-ation, -ization (-iz[e] + -ation); -isation (British spelling variation)
(Greek > Latin: a suffix; action, act, process, state, or condition; or result of doing something)
Although there are over 1,450 word entries ending with -ation or -ization listed in this unit, there are certainly many more which exist in the English language. At any rate, this unit provides a significant number of -ation and -ization examples for you to see.
2. A drink, especially an alcoholic beverage.
2. The act of proceeding in front of someone when out for a walk or other outdoor activity: On their morning perambulation, Teresa and her dog ambled one behind the other so as not to disrupt and get in the way of others who were out as well.
2. A casting down or falling headlong: Little Tommy tumbled down from the top step of the long staircase and this precipitation terrified and alarmed his parents greatly!
3. A hastening or hurrying in movement, procedure, or action: Jack's friends were convinced that he was responsible for the precipitation of his death because of his addiction to alcoholic beverages.
4. Sudden haste: The precipitation Janet showed by leaving so abruptly and without saying goodbye took all of her friends by complete surprise.
5. Unwise or rash rapidity: The burglar's precipitation from the house was completely foolish because he was immediately caught right outside before he could flee!
6. In meteorology, falling products of condensation in the atmosphere, such as snow or hail: When the weather forecast predicted a high level of precipitation, people had to expect a lot of rain.
7. The amount of snow, hail, etc., that has fallen at a given place within a given period, usually expressed in inches or centimeters of water: Ivy went outside to check the device that showed the precipitation of rain the night before.
8. In chemistry and physics, the separation of a solid substance from a solution: In precipitation, crystals assume a dense form when a point of total saturation has been attained.

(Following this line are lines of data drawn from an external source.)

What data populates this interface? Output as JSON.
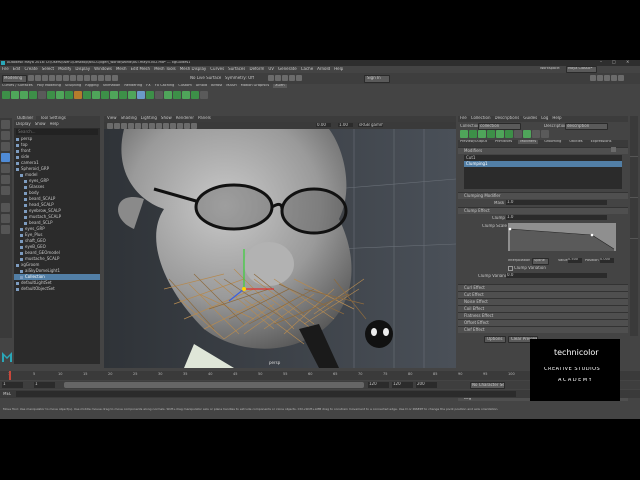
{
  "window": {
    "title": "Autodesk Maya 2018: D:\\Users\\user1\\Desktop\\NSCG\\xgen_world\\World\\BST.mayd.v02.ma*  ---  xgGuides1",
    "controls": [
      "–",
      "□",
      "×"
    ]
  },
  "menubar": [
    "File",
    "Edit",
    "Create",
    "Select",
    "Modify",
    "Display",
    "Windows",
    "Mesh",
    "Edit Mesh",
    "Mesh Tools",
    "Mesh Display",
    "Curves",
    "Surfaces",
    "Deform",
    "UV",
    "Generate",
    "Cache",
    "Arnold",
    "Help"
  ],
  "workspace": {
    "label": "Workspace:",
    "value": "Maya Classic*"
  },
  "statusline": {
    "mode": "Modeling",
    "no_live": "No Live Surface",
    "symmetry": "Symmetry: Off",
    "sign_in": "Sign In"
  },
  "shelf_tabs": [
    "Curves / Surfaces",
    "Poly Modeling",
    "Sculpting",
    "Rigging",
    "Animation",
    "Rendering",
    "FX",
    "FX Caching",
    "Custom",
    "Arnold",
    "Bifrost",
    "MASH",
    "Motion Graphics",
    "XGen"
  ],
  "outliner": {
    "title": "Outliner",
    "tab2": "Tool Settings",
    "menu": [
      "Display",
      "Show",
      "Help"
    ],
    "search_placeholder": "Search...",
    "items": [
      {
        "label": "persp",
        "indent": 0
      },
      {
        "label": "top",
        "indent": 0
      },
      {
        "label": "front",
        "indent": 0
      },
      {
        "label": "side",
        "indent": 0
      },
      {
        "label": "camera1",
        "indent": 0
      },
      {
        "label": "Spheroid_GRP",
        "indent": 0
      },
      {
        "label": "model",
        "indent": 1
      },
      {
        "label": "eyes_GRP",
        "indent": 2
      },
      {
        "label": "Glasses",
        "indent": 2
      },
      {
        "label": "body",
        "indent": 2
      },
      {
        "label": "beard_SCALP",
        "indent": 2
      },
      {
        "label": "head_SCALP",
        "indent": 2
      },
      {
        "label": "eyebrow_SCALP",
        "indent": 2
      },
      {
        "label": "mustach_SCALP",
        "indent": 2
      },
      {
        "label": "beard_SCLP",
        "indent": 2
      },
      {
        "label": "eyes_GRP",
        "indent": 1
      },
      {
        "label": "Eye_Plus",
        "indent": 1
      },
      {
        "label": "shaft_GEO",
        "indent": 1
      },
      {
        "label": "eyeB_GEO",
        "indent": 1
      },
      {
        "label": "beard_GEOmodel",
        "indent": 1
      },
      {
        "label": "mustache_SCALP",
        "indent": 1
      },
      {
        "label": "xgGroom",
        "indent": 0
      },
      {
        "label": "aiSkyDomeLight1",
        "indent": 1
      },
      {
        "label": "Collection",
        "indent": 1,
        "selected": true
      },
      {
        "label": "defaultLightSet",
        "indent": 0
      },
      {
        "label": "defaultObjectSet",
        "indent": 0
      }
    ]
  },
  "viewport": {
    "menu": [
      "View",
      "Shading",
      "Lighting",
      "Show",
      "Renderer",
      "Panels"
    ],
    "camera_label": "persp",
    "colorspace": "sRGB gamma",
    "value1": "0.00",
    "value2": "1.00"
  },
  "xgen": {
    "menu": [
      "File",
      "Collection",
      "Descriptions",
      "Guides",
      "Log",
      "Help"
    ],
    "collection_label": "Collection",
    "collection_value": "collection",
    "description_label": "Description",
    "description_value": "description",
    "tabs": [
      "Preview/Output",
      "Primitives",
      "Modifiers",
      "Grooming",
      "Utilities",
      "Expressions"
    ],
    "active_tab": "Modifiers",
    "modifiers_header": "Modifiers",
    "modifiers_list": [
      "Cut1",
      "Clumping1"
    ],
    "clumping_header": "Clumping Modifier",
    "mask_label": "Mask",
    "mask_value": "1.0",
    "clump_effect_header": "Clump Effect",
    "clump_label": "Clump",
    "clump_value": "1.0",
    "clump_scale_label": "Clump Scale",
    "interp_label": "Interpolation",
    "interp_value": "Spline",
    "value_label": "Value",
    "value_value": "0.500",
    "position_label": "Position",
    "position_value": "0.000",
    "clump_variance_label": "Clump Variance",
    "clump_variance_value": "0.0",
    "use_variation": "Clump Variation",
    "sections": [
      "Curl Effect",
      "Cut Effect",
      "Noise Effect",
      "Coil Effect",
      "Flatness Effect",
      "Offset Effect",
      "Clef Effect"
    ],
    "footer": [
      "Options",
      "Clear Previews"
    ],
    "log": "Log"
  },
  "timeline": {
    "ticks": [
      "1",
      "5",
      "10",
      "15",
      "20",
      "25",
      "30",
      "35",
      "40",
      "45",
      "50",
      "55",
      "60",
      "65",
      "70",
      "75",
      "80",
      "85",
      "90",
      "95",
      "100",
      "105",
      "110",
      "115",
      "120"
    ],
    "start": "1",
    "start2": "1",
    "end": "120",
    "end2": "200",
    "range_end": "120",
    "char_set": "No Character Set",
    "anim_layer": "No Anim Layer",
    "fps": "24 fps"
  },
  "commandline": {
    "label": "MEL"
  },
  "helpline": "Move Tool: Use manipulator to move object(s). Use middle mouse drag to move components along normals. Shift+drag manipulator axis or plane handles to extrude components or clone objects. Ctrl+Shift+LMB drag to constrain movement to a connected edge. Use D or INSERT to change the pivot position and axis orientation.",
  "watermark": {
    "line1": "technicolor",
    "line2": "CREATIVE STUDIOS",
    "line3": "ACADEMY"
  },
  "colors": {
    "accent": "#4f8bd6",
    "selection": "#527fa6",
    "watermark_bg": "#000000"
  }
}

9. Etymology: "sudden haste", from Middle French precipitation (15th century); directly from Latin praecipitationem, praecipitatio, "act" or "fact of falling headlong, haste, steep place"; from praecipitare, "to throw headlong, to fall, to be hasty"; from praeceps "headlong, steep"; which was a compound formed from the prefix prae-, "in front" + capit, caput, "head".
2. The interaction between populations in which one organism (the predator) consumes another (the prey).
Typically, the predator catches, kills and eats its prey but predation is also used to describe feeding by insectivorous plants and even grazing by herbivores.
2.. A previous determination as if by destiny: Since she believed in predestination, she thought she was excluded from any personal responsibility in the business affair.
2. A purpose formed beforehand: Adam was told by the minister that there was a predetermination of God's will in people's lives.
2. That which can be the basis for an argument: "The two friends got into a friendly argument about the predication of the election which was announced over the radio."
2. A situation whereby advantages exist in numbers or quantities.
3. Characterized by exerting controlling power or influence.
2. The act of representing, suggesting, or imagining in advance.